-- Opening Marker --
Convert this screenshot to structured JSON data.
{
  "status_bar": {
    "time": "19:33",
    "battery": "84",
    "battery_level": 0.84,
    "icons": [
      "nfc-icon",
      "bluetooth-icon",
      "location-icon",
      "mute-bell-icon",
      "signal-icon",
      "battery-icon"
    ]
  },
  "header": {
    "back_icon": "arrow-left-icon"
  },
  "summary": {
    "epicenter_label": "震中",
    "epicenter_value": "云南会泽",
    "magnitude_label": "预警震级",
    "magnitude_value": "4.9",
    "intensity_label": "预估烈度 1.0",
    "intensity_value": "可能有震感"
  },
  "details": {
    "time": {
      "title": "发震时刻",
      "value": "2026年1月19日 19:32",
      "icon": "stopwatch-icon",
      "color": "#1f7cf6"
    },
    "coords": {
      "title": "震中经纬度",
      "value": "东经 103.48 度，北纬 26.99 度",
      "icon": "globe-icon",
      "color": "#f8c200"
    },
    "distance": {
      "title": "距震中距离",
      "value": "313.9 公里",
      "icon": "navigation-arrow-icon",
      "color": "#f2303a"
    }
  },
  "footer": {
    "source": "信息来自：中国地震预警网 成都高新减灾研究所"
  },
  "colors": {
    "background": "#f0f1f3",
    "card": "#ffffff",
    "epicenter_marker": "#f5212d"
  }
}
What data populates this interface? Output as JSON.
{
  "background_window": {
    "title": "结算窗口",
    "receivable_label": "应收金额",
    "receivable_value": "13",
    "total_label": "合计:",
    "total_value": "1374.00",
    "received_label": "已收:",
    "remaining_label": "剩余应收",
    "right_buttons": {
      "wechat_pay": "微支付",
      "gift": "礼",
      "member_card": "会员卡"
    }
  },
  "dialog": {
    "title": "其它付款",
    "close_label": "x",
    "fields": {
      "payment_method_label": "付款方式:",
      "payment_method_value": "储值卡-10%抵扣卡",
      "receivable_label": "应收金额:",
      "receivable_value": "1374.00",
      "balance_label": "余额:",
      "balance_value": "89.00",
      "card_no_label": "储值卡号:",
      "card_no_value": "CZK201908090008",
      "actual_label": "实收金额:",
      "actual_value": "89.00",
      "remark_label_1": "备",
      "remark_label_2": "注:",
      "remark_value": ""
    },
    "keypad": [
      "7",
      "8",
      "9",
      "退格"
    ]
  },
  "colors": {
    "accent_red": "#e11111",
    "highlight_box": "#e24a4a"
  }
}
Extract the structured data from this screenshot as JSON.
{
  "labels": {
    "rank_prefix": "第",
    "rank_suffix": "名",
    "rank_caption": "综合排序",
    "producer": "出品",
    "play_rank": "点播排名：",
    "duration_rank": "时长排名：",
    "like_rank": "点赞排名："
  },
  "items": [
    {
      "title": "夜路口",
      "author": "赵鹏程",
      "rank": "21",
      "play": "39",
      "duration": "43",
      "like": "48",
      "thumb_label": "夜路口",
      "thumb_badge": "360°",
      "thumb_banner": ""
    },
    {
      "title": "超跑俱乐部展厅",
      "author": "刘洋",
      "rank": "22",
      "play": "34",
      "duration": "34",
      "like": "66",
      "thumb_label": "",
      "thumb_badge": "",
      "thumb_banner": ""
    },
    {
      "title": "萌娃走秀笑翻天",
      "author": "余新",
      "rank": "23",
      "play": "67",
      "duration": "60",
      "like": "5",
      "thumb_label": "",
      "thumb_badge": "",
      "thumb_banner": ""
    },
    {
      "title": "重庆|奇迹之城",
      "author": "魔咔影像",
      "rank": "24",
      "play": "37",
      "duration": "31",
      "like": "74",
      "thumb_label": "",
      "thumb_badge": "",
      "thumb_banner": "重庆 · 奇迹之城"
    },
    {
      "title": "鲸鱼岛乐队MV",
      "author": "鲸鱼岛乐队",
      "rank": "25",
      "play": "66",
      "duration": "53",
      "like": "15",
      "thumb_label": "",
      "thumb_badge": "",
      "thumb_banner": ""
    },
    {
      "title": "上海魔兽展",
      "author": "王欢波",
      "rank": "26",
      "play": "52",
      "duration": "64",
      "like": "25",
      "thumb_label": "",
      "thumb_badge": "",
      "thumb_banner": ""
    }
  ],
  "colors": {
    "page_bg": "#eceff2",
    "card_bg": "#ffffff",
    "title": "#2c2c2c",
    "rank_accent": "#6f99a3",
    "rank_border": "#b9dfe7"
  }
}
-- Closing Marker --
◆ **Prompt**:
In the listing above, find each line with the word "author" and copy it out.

◆ **Result of this task**:
      "author": "赵鹏程",
      "author": "刘洋",
      "author": "余新",
      "author": "魔咔影像",
      "author": "鲸鱼岛乐队",
      "author": "王欢波",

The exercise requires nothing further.